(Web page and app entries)
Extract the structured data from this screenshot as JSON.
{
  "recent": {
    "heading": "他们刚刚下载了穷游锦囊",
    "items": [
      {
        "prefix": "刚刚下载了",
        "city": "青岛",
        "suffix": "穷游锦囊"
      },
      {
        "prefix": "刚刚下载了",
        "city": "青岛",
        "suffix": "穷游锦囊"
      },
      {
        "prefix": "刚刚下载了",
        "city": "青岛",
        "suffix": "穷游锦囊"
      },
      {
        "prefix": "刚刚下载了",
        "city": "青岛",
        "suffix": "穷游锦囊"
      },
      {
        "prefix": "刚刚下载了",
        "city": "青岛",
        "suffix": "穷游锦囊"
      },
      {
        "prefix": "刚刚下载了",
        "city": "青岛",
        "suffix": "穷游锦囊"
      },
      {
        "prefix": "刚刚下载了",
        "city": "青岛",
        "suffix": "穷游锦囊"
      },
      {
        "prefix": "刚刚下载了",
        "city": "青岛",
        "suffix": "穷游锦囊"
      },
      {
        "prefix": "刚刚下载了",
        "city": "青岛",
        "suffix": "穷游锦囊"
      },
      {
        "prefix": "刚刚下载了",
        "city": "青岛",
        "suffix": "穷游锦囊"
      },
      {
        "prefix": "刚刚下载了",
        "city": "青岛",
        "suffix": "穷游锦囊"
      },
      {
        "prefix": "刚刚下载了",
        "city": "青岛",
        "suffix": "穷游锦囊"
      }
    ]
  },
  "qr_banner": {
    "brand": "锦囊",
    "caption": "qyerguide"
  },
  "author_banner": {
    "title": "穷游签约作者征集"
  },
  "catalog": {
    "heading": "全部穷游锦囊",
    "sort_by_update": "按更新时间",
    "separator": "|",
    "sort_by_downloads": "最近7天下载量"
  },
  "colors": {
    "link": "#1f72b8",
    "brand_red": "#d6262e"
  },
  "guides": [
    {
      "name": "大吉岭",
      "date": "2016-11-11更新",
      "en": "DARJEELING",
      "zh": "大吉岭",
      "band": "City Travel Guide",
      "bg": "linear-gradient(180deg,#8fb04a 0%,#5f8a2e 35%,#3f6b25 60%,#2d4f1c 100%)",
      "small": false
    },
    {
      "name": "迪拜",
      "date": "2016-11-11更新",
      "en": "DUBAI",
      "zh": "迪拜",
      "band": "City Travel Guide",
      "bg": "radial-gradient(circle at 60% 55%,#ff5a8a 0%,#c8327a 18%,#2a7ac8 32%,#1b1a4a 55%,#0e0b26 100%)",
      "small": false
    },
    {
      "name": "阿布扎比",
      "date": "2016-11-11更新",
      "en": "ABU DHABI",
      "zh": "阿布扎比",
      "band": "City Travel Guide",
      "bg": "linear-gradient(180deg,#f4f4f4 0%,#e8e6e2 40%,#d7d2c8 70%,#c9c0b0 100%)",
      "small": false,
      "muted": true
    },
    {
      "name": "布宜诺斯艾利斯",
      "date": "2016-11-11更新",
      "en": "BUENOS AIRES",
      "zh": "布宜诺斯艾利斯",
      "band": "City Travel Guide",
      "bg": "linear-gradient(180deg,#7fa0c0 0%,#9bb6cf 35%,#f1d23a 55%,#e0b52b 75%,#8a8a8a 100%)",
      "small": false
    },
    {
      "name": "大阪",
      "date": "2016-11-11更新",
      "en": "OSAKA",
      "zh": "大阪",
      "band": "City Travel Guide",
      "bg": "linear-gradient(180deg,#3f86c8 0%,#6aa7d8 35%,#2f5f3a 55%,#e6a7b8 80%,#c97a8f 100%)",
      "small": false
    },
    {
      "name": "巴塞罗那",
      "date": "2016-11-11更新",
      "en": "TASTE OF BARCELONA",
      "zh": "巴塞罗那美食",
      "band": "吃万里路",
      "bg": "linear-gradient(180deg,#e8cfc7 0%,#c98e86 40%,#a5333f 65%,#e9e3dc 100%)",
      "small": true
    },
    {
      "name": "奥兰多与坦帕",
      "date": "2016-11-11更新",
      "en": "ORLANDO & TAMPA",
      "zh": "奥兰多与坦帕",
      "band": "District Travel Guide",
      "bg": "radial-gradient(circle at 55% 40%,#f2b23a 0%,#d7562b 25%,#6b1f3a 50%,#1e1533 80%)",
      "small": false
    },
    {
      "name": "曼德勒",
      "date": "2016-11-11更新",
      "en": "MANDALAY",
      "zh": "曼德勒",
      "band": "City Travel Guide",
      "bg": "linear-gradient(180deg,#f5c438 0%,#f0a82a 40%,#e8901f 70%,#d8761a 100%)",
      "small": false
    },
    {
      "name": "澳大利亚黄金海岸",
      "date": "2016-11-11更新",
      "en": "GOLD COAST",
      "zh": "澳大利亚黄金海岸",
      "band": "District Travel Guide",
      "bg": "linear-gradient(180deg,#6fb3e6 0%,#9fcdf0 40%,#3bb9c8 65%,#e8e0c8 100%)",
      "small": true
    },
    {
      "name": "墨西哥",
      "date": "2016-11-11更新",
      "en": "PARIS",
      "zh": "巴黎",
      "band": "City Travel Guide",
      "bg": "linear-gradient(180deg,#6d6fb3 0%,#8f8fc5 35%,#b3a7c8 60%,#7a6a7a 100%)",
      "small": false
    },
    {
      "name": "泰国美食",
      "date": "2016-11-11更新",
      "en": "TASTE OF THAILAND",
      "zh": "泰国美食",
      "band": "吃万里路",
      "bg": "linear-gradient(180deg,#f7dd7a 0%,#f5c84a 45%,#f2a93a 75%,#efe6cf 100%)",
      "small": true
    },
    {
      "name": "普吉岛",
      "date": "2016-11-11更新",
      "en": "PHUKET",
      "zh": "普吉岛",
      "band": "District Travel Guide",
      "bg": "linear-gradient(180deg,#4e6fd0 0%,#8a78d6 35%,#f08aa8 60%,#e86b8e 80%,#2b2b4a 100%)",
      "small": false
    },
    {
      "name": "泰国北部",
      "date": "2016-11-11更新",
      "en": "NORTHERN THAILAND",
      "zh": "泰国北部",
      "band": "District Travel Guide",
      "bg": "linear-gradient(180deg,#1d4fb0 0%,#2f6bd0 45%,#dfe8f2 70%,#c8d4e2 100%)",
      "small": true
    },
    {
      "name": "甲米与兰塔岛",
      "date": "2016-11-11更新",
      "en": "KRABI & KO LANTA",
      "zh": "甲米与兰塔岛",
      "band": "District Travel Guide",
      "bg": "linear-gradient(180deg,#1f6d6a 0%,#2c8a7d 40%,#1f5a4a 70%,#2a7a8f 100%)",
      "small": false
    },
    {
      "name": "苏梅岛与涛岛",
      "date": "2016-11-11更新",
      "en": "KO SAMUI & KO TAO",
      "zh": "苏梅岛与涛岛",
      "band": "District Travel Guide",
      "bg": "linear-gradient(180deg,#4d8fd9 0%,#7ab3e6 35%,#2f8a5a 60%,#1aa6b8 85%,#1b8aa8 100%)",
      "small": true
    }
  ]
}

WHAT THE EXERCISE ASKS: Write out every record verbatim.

SOLUTION:
Extract the structured data from this screenshot as JSON.
{
  "recent": {
    "heading": "他们刚刚下载了穷游锦囊",
    "items": [
      {
        "prefix": "刚刚下载了",
        "city": "青岛",
        "suffix": "穷游锦囊"
      },
      {
        "prefix": "刚刚下载了",
        "city": "青岛",
        "suffix": "穷游锦囊"
      },
      {
        "prefix": "刚刚下载了",
        "city": "青岛",
        "suffix": "穷游锦囊"
      },
      {
        "prefix": "刚刚下载了",
        "city": "青岛",
        "suffix": "穷游锦囊"
      },
      {
        "prefix": "刚刚下载了",
        "city": "青岛",
        "suffix": "穷游锦囊"
      },
      {
        "prefix": "刚刚下载了",
        "city": "青岛",
        "suffix": "穷游锦囊"
      },
      {
        "prefix": "刚刚下载了",
        "city": "青岛",
        "suffix": "穷游锦囊"
      },
      {
        "prefix": "刚刚下载了",
        "city": "青岛",
        "suffix": "穷游锦囊"
      },
      {
        "prefix": "刚刚下载了",
        "city": "青岛",
        "suffix": "穷游锦囊"
      },
      {
        "prefix": "刚刚下载了",
        "city": "青岛",
        "suffix": "穷游锦囊"
      },
      {
        "prefix": "刚刚下载了",
        "city": "青岛",
        "suffix": "穷游锦囊"
      },
      {
        "prefix": "刚刚下载了",
        "city": "青岛",
        "suffix": "穷游锦囊"
      }
    ]
  },
  "qr_banner": {
    "brand": "锦囊",
    "caption": "qyerguide"
  },
  "author_banner": {
    "title": "穷游签约作者征集"
  },
  "catalog": {
    "heading": "全部穷游锦囊",
    "sort_by_update": "按更新时间",
    "separator": "|",
    "sort_by_downloads": "最近7天下载量"
  },
  "colors": {
    "link": "#1f72b8",
    "brand_red": "#d6262e"
  },
  "guides": [
    {
      "name": "大吉岭",
      "date": "2016-11-11更新",
      "en": "DARJEELING",
      "zh": "大吉岭",
      "band": "City Travel Guide",
      "bg": "linear-gradient(180deg,#8fb04a 0%,#5f8a2e 35%,#3f6b25 60%,#2d4f1c 100%)",
      "small": false
    },
    {
      "name": "迪拜",
      "date": "2016-11-11更新",
      "en": "DUBAI",
      "zh": "迪拜",
      "band": "City Travel Guide",
      "bg": "radial-gradient(circle at 60% 55%,#ff5a8a 0%,#c8327a 18%,#2a7ac8 32%,#1b1a4a 55%,#0e0b26 100%)",
      "small": false
    },
    {
      "name": "阿布扎比",
      "date": "2016-11-11更新",
      "en": "ABU DHABI",
      "zh": "阿布扎比",
      "band": "City Travel Guide",
      "bg": "linear-gradient(180deg,#f4f4f4 0%,#e8e6e2 40%,#d7d2c8 70%,#c9c0b0 100%)",
      "small": false,
      "muted": true
    },
    {
      "name": "布宜诺斯艾利斯",
      "date": "2016-11-11更新",
      "en": "BUENOS AIRES",
      "zh": "布宜诺斯艾利斯",
      "band": "City Travel Guide",
      "bg": "linear-gradient(180deg,#7fa0c0 0%,#9bb6cf 35%,#f1d23a 55%,#e0b52b 75%,#8a8a8a 100%)",
      "small": false
    },
    {
      "name": "大阪",
      "date": "2016-11-11更新",
      "en": "OSAKA",
      "zh": "大阪",
      "band": "City Travel Guide",
      "bg": "linear-gradient(180deg,#3f86c8 0%,#6aa7d8 35%,#2f5f3a 55%,#e6a7b8 80%,#c97a8f 100%)",
      "small": false
    },
    {
      "name": "巴塞罗那",
      "date": "2016-11-11更新",
      "en": "TASTE OF BARCELONA",
      "zh": "巴塞罗那美食",
      "band": "吃万里路",
      "bg": "linear-gradient(180deg,#e8cfc7 0%,#c98e86 40%,#a5333f 65%,#e9e3dc 100%)",
      "small": true
    },
    {
      "name": "奥兰多与坦帕",
      "date": "2016-11-11更新",
      "en": "ORLANDO & TAMPA",
      "zh": "奥兰多与坦帕",
      "band": "District Travel Guide",
      "bg": "radial-gradient(circle at 55% 40%,#f2b23a 0%,#d7562b 25%,#6b1f3a 50%,#1e1533 80%)",
      "small": false
    },
    {
      "name": "曼德勒",
      "date": "2016-11-11更新",
      "en": "MANDALAY",
      "zh": "曼德勒",
      "band": "City Travel Guide",
      "bg": "linear-gradient(180deg,#f5c438 0%,#f0a82a 40%,#e8901f 70%,#d8761a 100%)",
      "small": false
    },
    {
      "name": "澳大利亚黄金海岸",
      "date": "2016-11-11更新",
      "en": "GOLD COAST",
      "zh": "澳大利亚黄金海岸",
      "band": "District Travel Guide",
      "bg": "linear-gradient(180deg,#6fb3e6 0%,#9fcdf0 40%,#3bb9c8 65%,#e8e0c8 100%)",
      "small": true
    },
    {
      "name": "墨西哥",
      "date": "2016-11-11更新",
      "en": "PARIS",
      "zh": "巴黎",
      "band": "City Travel Guide",
      "bg": "linear-gradient(180deg,#6d6fb3 0%,#8f8fc5 35%,#b3a7c8 60%,#7a6a7a 100%)",
      "small": false
    },
    {
      "name": "泰国美食",
      "date": "2016-11-11更新",
      "en": "TASTE OF THAILAND",
      "zh": "泰国美食",
      "band": "吃万里路",
      "bg": "linear-gradient(180deg,#f7dd7a 0%,#f5c84a 45%,#f2a93a 75%,#efe6cf 100%)",
      "small": true
    },
    {
      "name": "普吉岛",
      "date": "2016-11-11更新",
      "en": "PHUKET",
      "zh": "普吉岛",
      "band": "District Travel Guide",
      "bg": "linear-gradient(180deg,#4e6fd0 0%,#8a78d6 35%,#f08aa8 60%,#e86b8e 80%,#2b2b4a 100%)",
      "small": false
    },
    {
      "name": "泰国北部",
      "date": "2016-11-11更新",
      "en": "NORTHERN THAILAND",
      "zh": "泰国北部",
      "band": "District Travel Guide",
      "bg": "linear-gradient(180deg,#1d4fb0 0%,#2f6bd0 45%,#dfe8f2 70%,#c8d4e2 100%)",
      "small": true
    },
    {
      "name": "甲米与兰塔岛",
      "date": "2016-11-11更新",
      "en": "KRABI & KO LANTA",
      "zh": "甲米与兰塔岛",
      "band": "District Travel Guide",
      "bg": "linear-gradient(180deg,#1f6d6a 0%,#2c8a7d 40%,#1f5a4a 70%,#2a7a8f 100%)",
      "small": false
    },
    {
      "name": "苏梅岛与涛岛",
      "date": "2016-11-11更新",
      "en": "KO SAMUI & KO TAO",
      "zh": "苏梅岛与涛岛",
      "band": "District Travel Guide",
      "bg": "linear-gradient(180deg,#4d8fd9 0%,#7ab3e6 35%,#2f8a5a 60%,#1aa6b8 85%,#1b8aa8 100%)",
      "small": true
    }
  ]
}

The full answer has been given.